The report presented to members outlined the performance of the team over the last year, 2021/22, as well as proposed the new Counter Fraud strategy and proactive work plan to tackle fraud for the council in 2022/23.
Councillor Carter referred to page 235 of the agenda, finances, and thanked the Counter Fraud Investigation team for their hard work and for the applaudable detection of more than £2.3 million of fraud from various sources whilst also recovering £1.9 million.
Councillor Raper also referred to page 235 of the agenda, referred to the secondment of staff and whether the partner contributions covered the on-site budget to which Nick Coker stated it would.
Councillor Ononaji referred to page 231, results and statistics, of the agenda and questioned why Housing was the highest in the crime type categories in the number of suspected fraud and active investigations. Nick Coker stated housing fraud had always been a big part of the council’s investigations team, there had been factors over the period of the COVID pandemic with lockdowns, restrictions on visiting people in their homes and people isolating. Therefore, it had become difficult to detect, implement outstanding or normal investigation processes and to identify instances of house fraud such as subletting or abandonment. Councillor Ononaji asked what steps were being taken to reduce those housing fraud activities or possibly stop them from happening to which Nick Coker stated the team worked closely with officers from the housing department, provided training to officers, officers would be more visible within the social housing scene and by visiting tenants. Measures were in place to reduce the number of incidences of housing fraud and when such cases were uncovered the appropriate action would be taken. Councillor Ononaji questioned whether improvements could be made to manage this area to which Nick Coker stated it was a difficult area to manage given the way in which people lived their lives and every possible measure was being undertaken to reduce the number of incidences and to give those homes to families that genuinely needed them.
Lisa Laybourn also referred to page 231 of the agenda and to the total of open investigations being £1.7 million and asked for a brief explanation on how those figures were calculated, such as how many investigations were open, those being conducted and how far back some of the fraud went. Nick Coker stated that for some incidences such as housing it was quite difficult to quantify but other cases such as money laundering and social care revenues cases a more precise figure could be given. There were standard guidelines in relation to calculating fraud which were followed by the Counter Fraud Investigation Team.

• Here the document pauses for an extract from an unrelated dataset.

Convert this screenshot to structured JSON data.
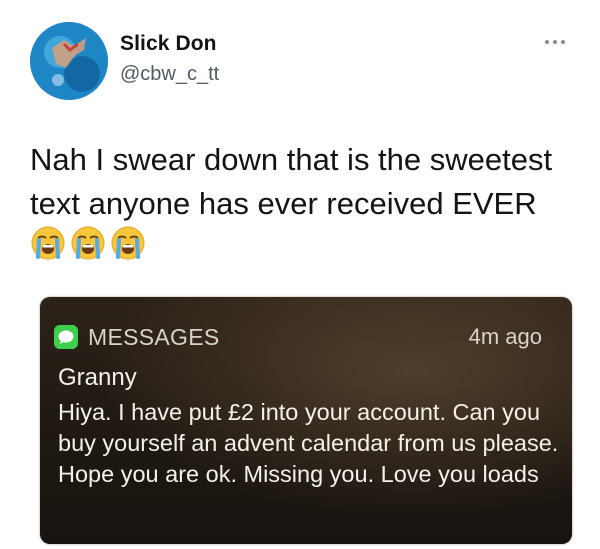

There was also a criminal finance team, accredited financial investigations and intelligence officers who were key to calculating many of the figures in the report.
Councillor Snell referred to the same tables on page 231, Insider Threats, and questioned what the prevalence of this was and whether this was diminishing over time to which Nick Coker stated this was not hugely prevalent in the council and although he did not have the exact figures to hand this maybe something the committee might like to revisit and bring to committee at another time.
Charles Clarke referred to page 231, Insider Threats, and asked for some clarification on the number of reported suspected frauds compared to the active investigation figures to which Nick Coker stated that figure could change during the course of an investigation and would need to look at the specifies of each investigation to identify what may have changed that figure or what the process of investigation had been to have amended or changed that figure.
Charles Clarke noted the work undertaken with other councils, NATIS and Cabinet Office and questioned was this something that benefitted the council directly through grants or had this been consultancy work. Nick Coker stated the team had a very unique skill set in relation to the investigation of economic crime which was sought after to assist not only with the council’s investigations but offered their services elsewhere which in turn benefitted the council and the residents of Thurrock.
Councillor Rigby stated that during the pandemic there were fewer referrals and questioned whether the number of referrals had started to increase to which Nick Coker stated that things had started to return to normal with the number of referrals picking up and engagement with the council and that engagement between council officers and members of the public had also increased.
Councillor Rigby questioned whether there was any comparison with other boroughs on the number and type of fraudulent claims to which Nick Coker stated that across the national picture there had been parts of the country that had been more affected than Thurrock against similar schemes and business support grants. That fortunately Thurrock had been in a unique position with officers taking a lead on the investigation of such offences.
1. The Committee noted the performance of the Counter Fraud & Investigation team over the last year.
2. The Committee approved the Counter Fraud & Investigation strategy and work programme for 2022/23.